In contemporary metaethics, various versions of hybrid expressivism have been proposed according to which moral sentences express both non-cognitive attitudes and beliefs. One important advantage with such positions, its proponents argue, is that they, in contrast to pure expressivism, have a straightforward way of avoiding the Frege-Geachproblem. In this paper, I provide a systematic examination of different versions of hybrid expressivism with particular regard to how they are assumed to evade this problem. The major conclusion is (...) that none of these views succeeds to provide both a fully satisfying interpretation of moral sentences and a convincing response to the Frege-Geachproblem. I end by briefly considering alternative hybrid views that employ the notion of conventional or conversational implicature. (shrink)
This paper is a concise survey of recent expressivist theories of discourse, focusing on the ethical case. For each topic discussed recent trends are summarised and suggestions for further reading provided. Issues covered include: the nature of the moral attitude; ‘hybrid’ views according to which moral judgements express both beliefs and attitudes; the quasi-realist programmes of Simon Blackburn and Allan Gibbard; the problem of creeping minimalism; the nature of the ‘expression’ relation; the Frege-Geachproblem; the problem (...) of wishful thinking; the role of moral intuitions; expressivism in aesthetics. (shrink)

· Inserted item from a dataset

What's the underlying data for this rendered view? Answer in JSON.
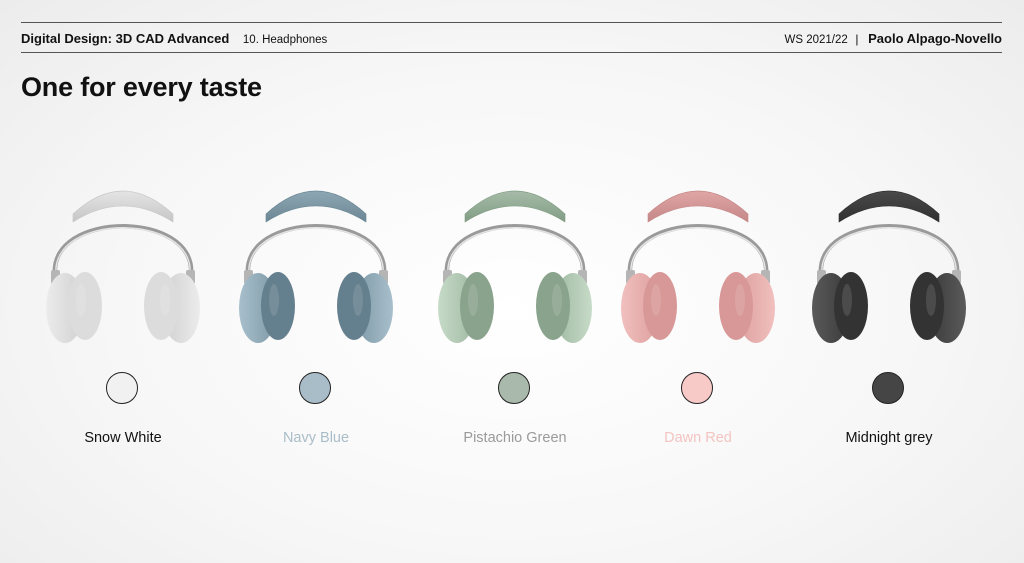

Normative judgments involve two gradable features. First, the judgments themselves can come in degrees; second, the strength of reasons represented in the judgments can come in degrees. Michael Smith has argued that non-cognitivism cannot accommodate both of these gradable dimensions. The degrees of a non-cognitive state can stand in for degrees of judgment, or degrees of reason strength represented in judgment, but not both. I argue that (a) there are brands of noncognitivism that can surmount Smith’s challenge, and (b) any (...) brand of non-cognitivism that has even a chance of solving the Frege–Geach Problem and some related problems involving probabilistic consistency can also thereby solve Smith’s problem. Because only versions of non-cognitivism that can solve the Frege–Geach Problem are otherwise plausible, all otherwise plausible versions of noncognitivism can meet Smith’s challenge. (shrink)